Whiff of Despair: What's Behind the Decline of Celebrity-Branded Fragrances
Once a cash cow for stars like J.Lo and Britney Spears, artist-branded perfumes have "seen their heyday," according to Coty's Bart Becht.
Something in the fragrance business stinks. For a decade following the blockbuster launch of Jennifer Lopez’s 2002 scent Glow by JLo, celebrity-branded fragrances have been a steady, if modest, source of revenue for perfume makers like Coty, Elizabeth Arden and Estee Lauder.
But since peaking around 2011, the business has "seen its heyday and now is not very much in vogue with the consumer or with the trade," according to Bart Becht, chairman/CEO of Coty, the company that churns out fragrances for Lopez, Beyonce and Katy Perry (who released Mad Love on June 21, a follow-up to 2015’s Mad Potion). Though year-over-year sales for individual fragrances are not released to the public, Coty’s net fragrance sales declined by 9 percent on a reported basis in the most recent holiday quarter, driven by slowing sales of its celeb scents. At Elizabeth Arden, the dip amounted to 9.6 percent.
The news is bleaker at U.S. department stores, where total revenue from celeb scents dropped from $150 million to $50.6 million in just three years between 2011 and 2014, according to marketing and research firm NPD Group. The star power alone of a Lady Gaga or a Rihanna is no longer enticing thousands of hard-to-reach millennials and Generation Z shoppers, and for music artists, those royalty checks worth 5 to 8 percent aren’t as robust.
In 1991, when Elizabeth Taylor launched her White Diamonds fragrance, a sheer, floral scent that has sold more than $1 billion at retail, it was older women who bought in. The biggest fragrance consumers today are ages 16 to 24, a less cash-flush audience, says NPD Group’s Karen Grant.
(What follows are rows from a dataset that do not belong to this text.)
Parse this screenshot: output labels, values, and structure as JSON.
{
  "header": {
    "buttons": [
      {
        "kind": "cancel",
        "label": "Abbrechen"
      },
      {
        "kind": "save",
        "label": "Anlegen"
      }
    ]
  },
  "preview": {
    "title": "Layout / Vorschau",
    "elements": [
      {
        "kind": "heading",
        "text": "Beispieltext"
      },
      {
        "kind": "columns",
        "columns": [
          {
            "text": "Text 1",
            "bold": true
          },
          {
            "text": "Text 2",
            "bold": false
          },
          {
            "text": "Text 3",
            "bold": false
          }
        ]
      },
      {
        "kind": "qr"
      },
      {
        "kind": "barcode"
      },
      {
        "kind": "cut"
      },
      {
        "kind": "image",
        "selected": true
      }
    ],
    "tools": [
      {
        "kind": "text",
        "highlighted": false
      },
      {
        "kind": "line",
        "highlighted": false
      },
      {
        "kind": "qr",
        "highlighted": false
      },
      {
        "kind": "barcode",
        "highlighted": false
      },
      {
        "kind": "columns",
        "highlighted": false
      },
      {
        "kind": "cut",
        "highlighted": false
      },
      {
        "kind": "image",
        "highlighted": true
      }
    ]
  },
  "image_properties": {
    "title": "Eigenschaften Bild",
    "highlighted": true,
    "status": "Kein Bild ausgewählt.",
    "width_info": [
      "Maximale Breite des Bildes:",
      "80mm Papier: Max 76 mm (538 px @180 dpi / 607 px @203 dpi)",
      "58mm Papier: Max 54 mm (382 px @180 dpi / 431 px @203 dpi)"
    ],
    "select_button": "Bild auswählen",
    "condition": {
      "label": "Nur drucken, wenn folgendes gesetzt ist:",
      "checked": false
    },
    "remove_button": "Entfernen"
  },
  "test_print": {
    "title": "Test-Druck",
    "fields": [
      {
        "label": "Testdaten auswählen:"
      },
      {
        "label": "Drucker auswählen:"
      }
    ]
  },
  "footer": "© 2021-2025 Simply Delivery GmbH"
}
Additionally, with everyone from The Real Housewives of Orange County star Vicki Gunvalson to Ivanka Trump landing deals in recent years, consumer interest is waning. "When the market is saturated, people’s attention span is limited," says Marian Bendeth, founder of fragrance consultancy Sixth Sense. "If that name is regurgitated in the media, it sets up demand. If they take a break, God help you." It also doesn’t help if the star lacks a style following. "The biggest driving force in what makes a consumer purchase a celebrity item is whether the star is a fashion influencer," says Marc Beckman, CEO of advertising and representation agency DMA United.
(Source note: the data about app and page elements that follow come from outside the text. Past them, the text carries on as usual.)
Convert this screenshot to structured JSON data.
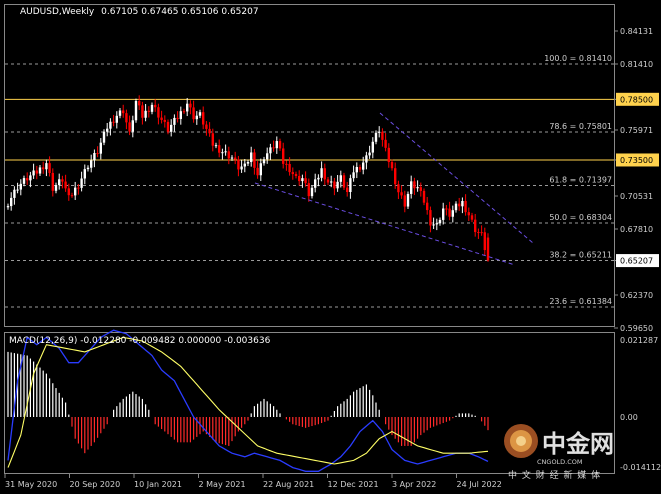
{
  "colors": {
    "background": "#000000",
    "candle_up": "#ffffff",
    "candle_down": "#ff0000",
    "fib_line": "#9a9a9a",
    "key_level": "#ffd24d",
    "trendline": "#6a4de0",
    "macd_histogram_up": "#ffffff",
    "macd_histogram_down": "#ff2a2a",
    "macd_line": "#2a3cff",
    "signal_line": "#ffff66"
  },
  "header": {
    "symbol": "AUDUSD,Weekly",
    "ohlc": "0.67105 0.67465 0.65106 0.65207"
  },
  "price_axis": {
    "ticks": [
      "0.84131",
      "0.81410",
      "0.78500",
      "0.75971",
      "0.73500",
      "0.70531",
      "0.67810",
      "0.65207",
      "0.62370",
      "0.59650"
    ],
    "highlighted": [
      "0.78500",
      "0.73500",
      "0.65207"
    ]
  },
  "fib_levels": [
    {
      "label": "100.0 = 0.81410",
      "price": 0.8141
    },
    {
      "label": "78.6 = 0.75801",
      "price": 0.75801
    },
    {
      "label": "61.8 = 0.71397",
      "price": 0.71397
    },
    {
      "label": "50.0 = 0.68304",
      "price": 0.68304
    },
    {
      "label": "38.2 = 0.65211",
      "price": 0.65211
    },
    {
      "label": "23.6 = 0.61384",
      "price": 0.61384
    }
  ],
  "key_levels": [
    0.785,
    0.735
  ],
  "macd": {
    "header": "MACD(12,26,9) -0.012280 -0.009482 0.000000 -0.003636",
    "axis_ticks": [
      "0.021287",
      "0.00",
      "-0.014112"
    ]
  },
  "time_axis": [
    "31 May 2020",
    "20 Sep 2020",
    "10 Jan 2021",
    "2 May 2021",
    "22 Aug 2021",
    "12 Dec 2021",
    "3 Apr 2022",
    "24 Jul 2022"
  ],
  "watermark": {
    "brand": "中金网",
    "tagline": "中 文 财 经 新 媒 体",
    "url": "CNGOLD.COM"
  },
  "chart_data": {
    "type": "candlestick",
    "symbol": "AUDUSD",
    "timeframe": "Weekly",
    "last_price": 0.65207,
    "ylim": [
      0.5965,
      0.8413
    ],
    "price_anchors": [
      [
        0,
        0.7
      ],
      [
        3,
        0.713
      ],
      [
        6,
        0.72
      ],
      [
        9,
        0.725
      ],
      [
        12,
        0.733
      ],
      [
        14,
        0.712
      ],
      [
        17,
        0.719
      ],
      [
        19,
        0.703
      ],
      [
        22,
        0.715
      ],
      [
        25,
        0.731
      ],
      [
        28,
        0.742
      ],
      [
        31,
        0.762
      ],
      [
        34,
        0.772
      ],
      [
        36,
        0.776
      ],
      [
        38,
        0.756
      ],
      [
        40,
        0.783
      ],
      [
        42,
        0.771
      ],
      [
        45,
        0.781
      ],
      [
        48,
        0.768
      ],
      [
        50,
        0.76
      ],
      [
        53,
        0.77
      ],
      [
        56,
        0.782
      ],
      [
        58,
        0.771
      ],
      [
        60,
        0.772
      ],
      [
        62,
        0.76
      ],
      [
        64,
        0.748
      ],
      [
        67,
        0.742
      ],
      [
        70,
        0.737
      ],
      [
        72,
        0.729
      ],
      [
        74,
        0.729
      ],
      [
        76,
        0.74
      ],
      [
        78,
        0.723
      ],
      [
        80,
        0.738
      ],
      [
        82,
        0.743
      ],
      [
        84,
        0.75
      ],
      [
        86,
        0.733
      ],
      [
        88,
        0.728
      ],
      [
        90,
        0.72
      ],
      [
        92,
        0.72
      ],
      [
        94,
        0.707
      ],
      [
        96,
        0.716
      ],
      [
        98,
        0.727
      ],
      [
        100,
        0.717
      ],
      [
        102,
        0.714
      ],
      [
        104,
        0.72
      ],
      [
        106,
        0.708
      ],
      [
        108,
        0.726
      ],
      [
        110,
        0.73
      ],
      [
        112,
        0.737
      ],
      [
        114,
        0.75
      ],
      [
        116,
        0.76
      ],
      [
        118,
        0.742
      ],
      [
        120,
        0.727
      ],
      [
        122,
        0.709
      ],
      [
        124,
        0.699
      ],
      [
        126,
        0.715
      ],
      [
        128,
        0.712
      ],
      [
        130,
        0.701
      ],
      [
        132,
        0.684
      ],
      [
        134,
        0.681
      ],
      [
        136,
        0.695
      ],
      [
        138,
        0.69
      ],
      [
        140,
        0.696
      ],
      [
        142,
        0.7
      ],
      [
        144,
        0.69
      ],
      [
        146,
        0.678
      ],
      [
        148,
        0.673
      ],
      [
        150,
        0.6521
      ]
    ],
    "macd_histogram_anchors": [
      [
        0,
        0.018
      ],
      [
        6,
        0.017
      ],
      [
        12,
        0.012
      ],
      [
        18,
        0.004
      ],
      [
        21,
        -0.006
      ],
      [
        24,
        -0.01
      ],
      [
        27,
        -0.007
      ],
      [
        31,
        -0.002
      ],
      [
        33,
        0.002
      ],
      [
        36,
        0.005
      ],
      [
        39,
        0.007
      ],
      [
        42,
        0.005
      ],
      [
        44,
        0.002
      ],
      [
        46,
        -0.002
      ],
      [
        49,
        -0.004
      ],
      [
        53,
        -0.007
      ],
      [
        57,
        -0.007
      ],
      [
        61,
        -0.004
      ],
      [
        65,
        -0.007
      ],
      [
        69,
        -0.008
      ],
      [
        72,
        -0.004
      ],
      [
        75,
        -0.001
      ],
      [
        77,
        0.003
      ],
      [
        80,
        0.005
      ],
      [
        83,
        0.003
      ],
      [
        86,
        0.0
      ],
      [
        89,
        -0.002
      ],
      [
        93,
        -0.003
      ],
      [
        97,
        -0.002
      ],
      [
        100,
        -0.001
      ],
      [
        103,
        0.003
      ],
      [
        106,
        0.005
      ],
      [
        108,
        0.007
      ],
      [
        110,
        0.008
      ],
      [
        112,
        0.009
      ],
      [
        114,
        0.006
      ],
      [
        116,
        0.002
      ],
      [
        118,
        -0.002
      ],
      [
        120,
        -0.005
      ],
      [
        123,
        -0.008
      ],
      [
        126,
        -0.008
      ],
      [
        129,
        -0.005
      ],
      [
        132,
        -0.003
      ],
      [
        135,
        -0.002
      ],
      [
        138,
        -0.001
      ],
      [
        141,
        0.001
      ],
      [
        144,
        0.001
      ],
      [
        147,
        0.0
      ],
      [
        150,
        -0.003636
      ]
    ],
    "macd_line_anchors": [
      [
        0,
        -0.012
      ],
      [
        3,
        0.01
      ],
      [
        6,
        0.022
      ],
      [
        9,
        0.02
      ],
      [
        12,
        0.022
      ],
      [
        16,
        0.019
      ],
      [
        19,
        0.015
      ],
      [
        22,
        0.015
      ],
      [
        25,
        0.018
      ],
      [
        29,
        0.022
      ],
      [
        33,
        0.024
      ],
      [
        37,
        0.023
      ],
      [
        41,
        0.02
      ],
      [
        45,
        0.017
      ],
      [
        48,
        0.013
      ],
      [
        52,
        0.01
      ],
      [
        55,
        0.005
      ],
      [
        58,
        0.0
      ],
      [
        62,
        -0.004
      ],
      [
        66,
        -0.008
      ],
      [
        70,
        -0.01
      ],
      [
        74,
        -0.011
      ],
      [
        77,
        -0.01
      ],
      [
        81,
        -0.011
      ],
      [
        85,
        -0.012
      ],
      [
        89,
        -0.014
      ],
      [
        93,
        -0.015
      ],
      [
        97,
        -0.015
      ],
      [
        101,
        -0.013
      ],
      [
        104,
        -0.011
      ],
      [
        107,
        -0.008
      ],
      [
        110,
        -0.004
      ],
      [
        114,
        -0.001
      ],
      [
        117,
        -0.004
      ],
      [
        120,
        -0.009
      ],
      [
        124,
        -0.012
      ],
      [
        128,
        -0.013
      ],
      [
        132,
        -0.012
      ],
      [
        136,
        -0.011
      ],
      [
        140,
        -0.01
      ],
      [
        144,
        -0.01
      ],
      [
        147,
        -0.011
      ],
      [
        150,
        -0.01228
      ]
    ],
    "signal_line_anchors": [
      [
        0,
        -0.014
      ],
      [
        4,
        -0.005
      ],
      [
        8,
        0.012
      ],
      [
        12,
        0.02
      ],
      [
        18,
        0.019
      ],
      [
        24,
        0.018
      ],
      [
        30,
        0.02
      ],
      [
        36,
        0.022
      ],
      [
        42,
        0.021
      ],
      [
        48,
        0.018
      ],
      [
        54,
        0.014
      ],
      [
        60,
        0.008
      ],
      [
        66,
        0.002
      ],
      [
        72,
        -0.003
      ],
      [
        78,
        -0.008
      ],
      [
        84,
        -0.01
      ],
      [
        90,
        -0.011
      ],
      [
        96,
        -0.012
      ],
      [
        102,
        -0.013
      ],
      [
        108,
        -0.012
      ],
      [
        112,
        -0.01
      ],
      [
        116,
        -0.006
      ],
      [
        120,
        -0.004
      ],
      [
        124,
        -0.006
      ],
      [
        128,
        -0.008
      ],
      [
        132,
        -0.009
      ],
      [
        136,
        -0.01
      ],
      [
        140,
        -0.01
      ],
      [
        144,
        -0.01
      ],
      [
        150,
        -0.009482
      ]
    ]
  }
}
One thing that helps scents stand out? An inventive and generous marketing budget. When Justin Bieber launched his second fragrance, Girlfriend, with Elizabeth Arden in 2012, he didn’t just host a media day: There was a dedicated NBC special, a TV commercial, a print campaign and a fan contest promoted across Twitter, Tumblr and mobile video network Viddy. The estimated cost? $20 million.
SMELL YA LATER: Britney Spears with Curious, left, Beyonce with Heat and Taylor Swift with Wonderstruck. (Photos: Getty Images)
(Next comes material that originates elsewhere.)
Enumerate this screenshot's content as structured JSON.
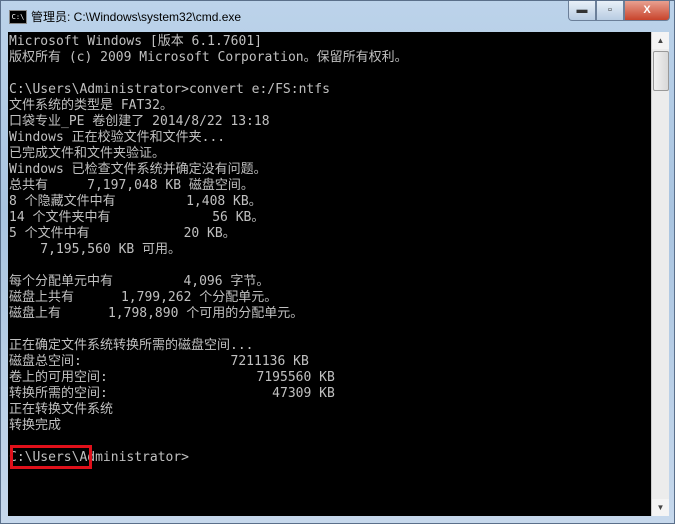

Indie artists like FKA Twigs and Father John Misty have been taking a low-risk, low-yield niche approach. In 2013, Misty teamed up with perfumer Sanae Barber to create Innocence by Misty, a $75, 50-milliliter orange blossom and neroli mix sold through the musician’s website.
"Typically a perfume house will offer a fee to license [a celebrity’s] name," says Barber. "The difference with this was [Misty] wanted to be involved. We did eight different versions and spent weeks developing it, like a song: fine-tuning the top, middle and base notes." Only 320 bottles were released at launch; a second run is nearly sold out, according to Barber, who has two more fragrances with pop artists in the works.
With large-scale fragrance deals drying up, though, stars are looking to new avenues to generate income. "It used to just be a fragrance, but now it’s accessories, fashion and products for skin and hair," says Bendeth. Come 2017, Rihanna will set the bar even higher when the singer launches her own cosmetics brand with LVMH in a deal estimated to be worth $10 million. When fragrance fails, reach for the waterproof mascara.
This story first appeared on the July 2 issue of Billboard magazine.